About the project
Knowledge is a fundamental condition for understanding of health and disease, organization of health care and health policy decisions. The aim and the situation determines which knowledge will be best suited for the purpose. In Norway, there is broad consensus that health care shall be evidence based. Still, large parts of the activity consist of complex and dynamic systems with frames set by social interaction and cultural dimensions. Hence, knowledge based practice embraces a balance between research based knowledge, experience based knowledge and the patient’s values and preferences.
It is therefore not always obcious what is valid knowledge or how such knowledge best can be developed. Knowledge from different paradigms has different status and utility, depending on the purpose and context. Biomedical knowledge is often insufficient when it comes to multifactorial health problems and multimorbidity, and evidence based knowledge does not always offer clear grounds for health care decisions. Patient perspectives are often missing in the knowledge base of medical theory and practice. Still, knowledge represents power and values that are applied in different levels of health care every day. In this project, we will study interactions between knowledge, power and health care.

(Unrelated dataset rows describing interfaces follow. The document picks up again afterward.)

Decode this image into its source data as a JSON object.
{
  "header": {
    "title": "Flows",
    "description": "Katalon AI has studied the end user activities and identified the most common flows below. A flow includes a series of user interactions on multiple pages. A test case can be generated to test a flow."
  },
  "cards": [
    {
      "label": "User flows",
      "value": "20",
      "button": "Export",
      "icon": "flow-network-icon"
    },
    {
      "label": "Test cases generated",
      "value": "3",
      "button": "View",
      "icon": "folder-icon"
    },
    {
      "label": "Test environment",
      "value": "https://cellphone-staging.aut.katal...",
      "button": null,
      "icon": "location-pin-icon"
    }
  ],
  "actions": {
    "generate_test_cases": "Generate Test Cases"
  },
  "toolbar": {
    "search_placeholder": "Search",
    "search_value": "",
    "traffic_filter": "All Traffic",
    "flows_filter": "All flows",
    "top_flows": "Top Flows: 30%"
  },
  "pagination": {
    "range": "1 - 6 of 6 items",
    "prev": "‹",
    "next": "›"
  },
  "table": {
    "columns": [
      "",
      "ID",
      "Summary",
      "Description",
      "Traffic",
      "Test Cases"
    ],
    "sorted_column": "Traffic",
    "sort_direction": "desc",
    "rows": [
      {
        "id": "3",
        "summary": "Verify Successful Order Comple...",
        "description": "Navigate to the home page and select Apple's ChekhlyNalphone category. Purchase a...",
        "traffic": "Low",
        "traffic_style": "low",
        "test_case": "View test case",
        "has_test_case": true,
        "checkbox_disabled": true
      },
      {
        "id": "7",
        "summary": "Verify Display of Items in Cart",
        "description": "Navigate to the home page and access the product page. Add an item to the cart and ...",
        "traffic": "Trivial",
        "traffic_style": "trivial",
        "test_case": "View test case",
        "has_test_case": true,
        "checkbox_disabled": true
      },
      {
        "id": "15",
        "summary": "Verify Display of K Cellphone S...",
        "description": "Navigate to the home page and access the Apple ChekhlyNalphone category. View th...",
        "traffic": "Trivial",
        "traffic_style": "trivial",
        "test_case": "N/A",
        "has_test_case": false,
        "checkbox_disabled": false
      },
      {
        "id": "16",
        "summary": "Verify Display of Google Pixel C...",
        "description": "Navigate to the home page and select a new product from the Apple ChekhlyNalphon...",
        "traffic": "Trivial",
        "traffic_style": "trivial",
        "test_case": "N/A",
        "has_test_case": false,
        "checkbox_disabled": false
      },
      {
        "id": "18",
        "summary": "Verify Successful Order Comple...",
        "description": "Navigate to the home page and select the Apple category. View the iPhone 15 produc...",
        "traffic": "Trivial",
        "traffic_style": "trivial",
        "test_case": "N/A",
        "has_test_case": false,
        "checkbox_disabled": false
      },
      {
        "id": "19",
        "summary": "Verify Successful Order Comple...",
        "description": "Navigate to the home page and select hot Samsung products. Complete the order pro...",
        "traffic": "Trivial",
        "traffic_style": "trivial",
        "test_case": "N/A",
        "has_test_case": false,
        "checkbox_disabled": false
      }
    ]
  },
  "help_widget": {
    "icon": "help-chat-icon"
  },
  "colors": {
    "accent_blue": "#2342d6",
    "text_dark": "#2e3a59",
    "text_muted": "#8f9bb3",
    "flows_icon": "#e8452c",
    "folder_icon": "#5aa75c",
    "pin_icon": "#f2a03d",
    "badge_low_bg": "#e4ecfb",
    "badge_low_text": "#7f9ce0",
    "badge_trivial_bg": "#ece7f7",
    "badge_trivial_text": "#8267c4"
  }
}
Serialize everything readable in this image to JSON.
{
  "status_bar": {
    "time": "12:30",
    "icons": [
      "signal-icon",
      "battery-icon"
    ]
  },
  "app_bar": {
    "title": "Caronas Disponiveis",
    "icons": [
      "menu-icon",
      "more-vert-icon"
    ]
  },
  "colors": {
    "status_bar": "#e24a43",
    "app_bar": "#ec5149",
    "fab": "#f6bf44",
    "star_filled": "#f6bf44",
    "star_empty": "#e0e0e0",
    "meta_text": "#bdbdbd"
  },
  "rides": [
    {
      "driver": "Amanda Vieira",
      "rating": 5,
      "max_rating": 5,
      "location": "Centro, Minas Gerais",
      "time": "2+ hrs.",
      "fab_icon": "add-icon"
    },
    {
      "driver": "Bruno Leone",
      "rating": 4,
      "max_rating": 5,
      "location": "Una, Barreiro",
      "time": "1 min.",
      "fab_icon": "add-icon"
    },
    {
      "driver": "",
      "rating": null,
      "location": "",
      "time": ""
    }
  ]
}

Which are our approaches?
In the first part of the project, we have focused evidence based medicine (EBM), taking the Norwegian Knowledge Centre for the Health Services as our case to explore how this knowledge tradition has developed, what characterizes this kind of medical knowledge and health services research, and how deliveries from the EBM tradition fulfill their purpose as foundation for policy and practice. Four articles have been published.
In the second part of the project, we are focusing user participation in research. We explore political and governmental premises and processes in Norway as well as internationally. We have conducted a systematic review of research literature where such participation with the patient as co-researcher is documented all through the research process and explore characteristics, preconditions and outcomes of such projects. We are also planning a study about how user participation was promoted in Norwegian health care in the 1990es.
Researchers: Kirsti Malterud (Uni Research Helse), Anne Karen Bjelland (Dept. for social anthropology, University of Bergen), Kari Tove Elvbakken (Department of Administration and Organization Theory, University of Bergen)